— ABOUT THIS TASK —
The records sit below this line. Repeat all of them exactly.

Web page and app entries
----------------------------------------
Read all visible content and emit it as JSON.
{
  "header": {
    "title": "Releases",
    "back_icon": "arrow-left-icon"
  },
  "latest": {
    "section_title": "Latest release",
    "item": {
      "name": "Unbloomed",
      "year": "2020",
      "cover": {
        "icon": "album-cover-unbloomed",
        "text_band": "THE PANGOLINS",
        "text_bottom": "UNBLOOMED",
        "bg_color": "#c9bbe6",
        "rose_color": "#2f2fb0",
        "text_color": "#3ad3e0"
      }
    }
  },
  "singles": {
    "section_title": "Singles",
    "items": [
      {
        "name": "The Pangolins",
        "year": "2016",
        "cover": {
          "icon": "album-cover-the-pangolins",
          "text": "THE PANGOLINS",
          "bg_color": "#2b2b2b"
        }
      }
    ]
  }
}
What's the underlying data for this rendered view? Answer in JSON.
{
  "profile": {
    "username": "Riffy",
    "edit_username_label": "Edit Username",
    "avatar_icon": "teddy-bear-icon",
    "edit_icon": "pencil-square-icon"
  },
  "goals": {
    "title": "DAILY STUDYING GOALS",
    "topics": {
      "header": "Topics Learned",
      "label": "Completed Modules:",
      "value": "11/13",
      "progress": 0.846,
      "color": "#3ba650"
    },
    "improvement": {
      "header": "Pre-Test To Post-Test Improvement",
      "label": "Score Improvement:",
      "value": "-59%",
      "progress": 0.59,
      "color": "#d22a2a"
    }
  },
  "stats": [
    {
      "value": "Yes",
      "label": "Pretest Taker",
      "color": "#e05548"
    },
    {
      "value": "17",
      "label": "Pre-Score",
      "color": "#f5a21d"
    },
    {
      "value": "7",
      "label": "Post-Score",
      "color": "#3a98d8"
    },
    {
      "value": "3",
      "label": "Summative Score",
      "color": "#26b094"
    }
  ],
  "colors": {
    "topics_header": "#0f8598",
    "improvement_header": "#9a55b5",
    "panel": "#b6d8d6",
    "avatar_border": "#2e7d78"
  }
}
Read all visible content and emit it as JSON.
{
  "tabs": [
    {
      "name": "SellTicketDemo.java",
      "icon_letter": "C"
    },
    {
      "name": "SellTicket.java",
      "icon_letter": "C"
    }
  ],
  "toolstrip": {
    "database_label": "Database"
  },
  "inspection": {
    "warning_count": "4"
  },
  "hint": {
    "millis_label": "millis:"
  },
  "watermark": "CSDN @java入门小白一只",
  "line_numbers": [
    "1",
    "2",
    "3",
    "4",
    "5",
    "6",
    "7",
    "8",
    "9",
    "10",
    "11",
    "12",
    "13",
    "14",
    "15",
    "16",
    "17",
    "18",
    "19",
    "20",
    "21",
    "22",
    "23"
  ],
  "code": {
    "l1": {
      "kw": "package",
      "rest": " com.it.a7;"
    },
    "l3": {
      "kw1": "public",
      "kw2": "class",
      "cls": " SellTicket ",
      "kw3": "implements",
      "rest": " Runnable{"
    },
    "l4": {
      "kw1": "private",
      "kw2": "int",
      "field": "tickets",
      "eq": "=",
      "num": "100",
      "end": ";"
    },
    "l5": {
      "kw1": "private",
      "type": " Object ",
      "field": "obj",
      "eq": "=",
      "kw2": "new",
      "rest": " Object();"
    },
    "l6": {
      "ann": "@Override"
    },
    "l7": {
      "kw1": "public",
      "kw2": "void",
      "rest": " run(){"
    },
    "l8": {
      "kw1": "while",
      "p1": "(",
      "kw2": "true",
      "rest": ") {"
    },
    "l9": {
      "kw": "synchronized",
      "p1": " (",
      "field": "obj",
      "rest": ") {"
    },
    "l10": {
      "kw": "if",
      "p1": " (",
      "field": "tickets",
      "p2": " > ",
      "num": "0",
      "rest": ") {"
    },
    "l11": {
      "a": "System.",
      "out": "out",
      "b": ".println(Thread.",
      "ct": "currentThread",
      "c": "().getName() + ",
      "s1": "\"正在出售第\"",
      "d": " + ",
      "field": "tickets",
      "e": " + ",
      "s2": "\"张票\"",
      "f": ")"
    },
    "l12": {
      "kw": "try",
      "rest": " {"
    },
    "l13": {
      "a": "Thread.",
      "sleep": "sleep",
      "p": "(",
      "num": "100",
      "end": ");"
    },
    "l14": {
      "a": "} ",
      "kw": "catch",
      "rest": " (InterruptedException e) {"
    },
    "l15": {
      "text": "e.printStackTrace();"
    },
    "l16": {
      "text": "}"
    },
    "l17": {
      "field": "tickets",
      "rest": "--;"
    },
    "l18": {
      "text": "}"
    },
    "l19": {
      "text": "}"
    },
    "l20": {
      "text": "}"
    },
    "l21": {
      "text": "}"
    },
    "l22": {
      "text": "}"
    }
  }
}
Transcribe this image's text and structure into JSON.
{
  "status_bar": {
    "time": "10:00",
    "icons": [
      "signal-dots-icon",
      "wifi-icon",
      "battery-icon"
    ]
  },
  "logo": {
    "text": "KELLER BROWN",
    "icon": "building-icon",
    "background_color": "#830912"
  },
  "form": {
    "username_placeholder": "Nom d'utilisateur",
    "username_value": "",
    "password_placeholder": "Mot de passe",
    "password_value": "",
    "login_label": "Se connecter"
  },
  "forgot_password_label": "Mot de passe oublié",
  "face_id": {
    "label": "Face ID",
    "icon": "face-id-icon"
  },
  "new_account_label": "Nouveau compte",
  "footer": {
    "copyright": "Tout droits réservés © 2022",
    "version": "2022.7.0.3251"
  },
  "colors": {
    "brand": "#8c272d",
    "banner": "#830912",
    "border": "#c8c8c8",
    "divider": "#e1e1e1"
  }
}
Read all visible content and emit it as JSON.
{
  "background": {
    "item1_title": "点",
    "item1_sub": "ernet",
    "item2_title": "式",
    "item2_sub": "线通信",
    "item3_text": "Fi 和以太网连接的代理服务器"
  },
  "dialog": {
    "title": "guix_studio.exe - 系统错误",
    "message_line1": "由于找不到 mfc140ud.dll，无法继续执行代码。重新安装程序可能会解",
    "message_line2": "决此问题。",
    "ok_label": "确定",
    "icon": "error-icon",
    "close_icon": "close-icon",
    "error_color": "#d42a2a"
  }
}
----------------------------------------
— THE COMPLETED TASK —
Read all visible content and emit it as JSON.
{
  "header": {
    "title": "Releases",
    "back_icon": "arrow-left-icon"
  },
  "latest": {
    "section_title": "Latest release",
    "item": {
      "name": "Unbloomed",
      "year": "2020",
      "cover": {
        "icon": "album-cover-unbloomed",
        "text_band": "THE PANGOLINS",
        "text_bottom": "UNBLOOMED",
        "bg_color": "#c9bbe6",
        "rose_color": "#2f2fb0",
        "text_color": "#3ad3e0"
      }
    }
  },
  "singles": {
    "section_title": "Singles",
    "items": [
      {
        "name": "The Pangolins",
        "year": "2016",
        "cover": {
          "icon": "album-cover-the-pangolins",
          "text": "THE PANGOLINS",
          "bg_color": "#2b2b2b"
        }
      }
    ]
  }
}
What's the underlying data for this rendered view? Answer in JSON.
{
  "profile": {
    "username": "Riffy",
    "edit_username_label": "Edit Username",
    "avatar_icon": "teddy-bear-icon",
    "edit_icon": "pencil-square-icon"
  },
  "goals": {
    "title": "DAILY STUDYING GOALS",
    "topics": {
      "header": "Topics Learned",
      "label": "Completed Modules:",
      "value": "11/13",
      "progress": 0.846,
      "color": "#3ba650"
    },
    "improvement": {
      "header": "Pre-Test To Post-Test Improvement",
      "label": "Score Improvement:",
      "value": "-59%",
      "progress": 0.59,
      "color": "#d22a2a"
    }
  },
  "stats": [
    {
      "value": "Yes",
      "label": "Pretest Taker",
      "color": "#e05548"
    },
    {
      "value": "17",
      "label": "Pre-Score",
      "color": "#f5a21d"
    },
    {
      "value": "7",
      "label": "Post-Score",
      "color": "#3a98d8"
    },
    {
      "value": "3",
      "label": "Summative Score",
      "color": "#26b094"
    }
  ],
  "colors": {
    "topics_header": "#0f8598",
    "improvement_header": "#9a55b5",
    "panel": "#b6d8d6",
    "avatar_border": "#2e7d78"
  }
}
Read all visible content and emit it as JSON.
{
  "tabs": [
    {
      "name": "SellTicketDemo.java",
      "icon_letter": "C"
    },
    {
      "name": "SellTicket.java",
      "icon_letter": "C"
    }
  ],
  "toolstrip": {
    "database_label": "Database"
  },
  "inspection": {
    "warning_count": "4"
  },
  "hint": {
    "millis_label": "millis:"
  },
  "watermark": "CSDN @java入门小白一只",
  "line_numbers": [
    "1",
    "2",
    "3",
    "4",
    "5",
    "6",
    "7",
    "8",
    "9",
    "10",
    "11",
    "12",
    "13",
    "14",
    "15",
    "16",
    "17",
    "18",
    "19",
    "20",
    "21",
    "22",
    "23"
  ],
  "code": {
    "l1": {
      "kw": "package",
      "rest": " com.it.a7;"
    },
    "l3": {
      "kw1": "public",
      "kw2": "class",
      "cls": " SellTicket ",
      "kw3": "implements",
      "rest": " Runnable{"
    },
    "l4": {
      "kw1": "private",
      "kw2": "int",
      "field": "tickets",
      "eq": "=",
      "num": "100",
      "end": ";"
    },
    "l5": {
      "kw1": "private",
      "type": " Object ",
      "field": "obj",
      "eq": "=",
      "kw2": "new",
      "rest": " Object();"
    },
    "l6": {
      "ann": "@Override"
    },
    "l7": {
      "kw1": "public",
      "kw2": "void",
      "rest": " run(){"
    },
    "l8": {
      "kw1": "while",
      "p1": "(",
      "kw2": "true",
      "rest": ") {"
    },
    "l9": {
      "kw": "synchronized",
      "p1": " (",
      "field": "obj",
      "rest": ") {"
    },
    "l10": {
      "kw": "if",
      "p1": " (",
      "field": "tickets",
      "p2": " > ",
      "num": "0",
      "rest": ") {"
    },
    "l11": {
      "a": "System.",
      "out": "out",
      "b": ".println(Thread.",
      "ct": "currentThread",
      "c": "().getName() + ",
      "s1": "\"正在出售第\"",
      "d": " + ",
      "field": "tickets",
      "e": " + ",
      "s2": "\"张票\"",
      "f": ")"
    },
    "l12": {
      "kw": "try",
      "rest": " {"
    },
    "l13": {
      "a": "Thread.",
      "sleep": "sleep",
      "p": "(",
      "num": "100",
      "end": ");"
    },
    "l14": {
      "a": "} ",
      "kw": "catch",
      "rest": " (InterruptedException e) {"
    },
    "l15": {
      "text": "e.printStackTrace();"
    },
    "l16": {
      "text": "}"
    },
    "l17": {
      "field": "tickets",
      "rest": "--;"
    },
    "l18": {
      "text": "}"
    },
    "l19": {
      "text": "}"
    },
    "l20": {
      "text": "}"
    },
    "l21": {
      "text": "}"
    },
    "l22": {
      "text": "}"
    }
  }
}
Transcribe this image's text and structure into JSON.
{
  "status_bar": {
    "time": "10:00",
    "icons": [
      "signal-dots-icon",
      "wifi-icon",
      "battery-icon"
    ]
  },
  "logo": {
    "text": "KELLER BROWN",
    "icon": "building-icon",
    "background_color": "#830912"
  },
  "form": {
    "username_placeholder": "Nom d'utilisateur",
    "username_value": "",
    "password_placeholder": "Mot de passe",
    "password_value": "",
    "login_label": "Se connecter"
  },
  "forgot_password_label": "Mot de passe oublié",
  "face_id": {
    "label": "Face ID",
    "icon": "face-id-icon"
  },
  "new_account_label": "Nouveau compte",
  "footer": {
    "copyright": "Tout droits réservés © 2022",
    "version": "2022.7.0.3251"
  },
  "colors": {
    "brand": "#8c272d",
    "banner": "#830912",
    "border": "#c8c8c8",
    "divider": "#e1e1e1"
  }
}
Read all visible content and emit it as JSON.
{
  "background": {
    "item1_title": "点",
    "item1_sub": "ernet",
    "item2_title": "式",
    "item2_sub": "线通信",
    "item3_text": "Fi 和以太网连接的代理服务器"
  },
  "dialog": {
    "title": "guix_studio.exe - 系统错误",
    "message_line1": "由于找不到 mfc140ud.dll，无法继续执行代码。重新安装程序可能会解",
    "message_line2": "决此问题。",
    "ok_label": "确定",
    "icon": "error-icon",
    "close_icon": "close-icon",
    "error_color": "#d42a2a"
  }
}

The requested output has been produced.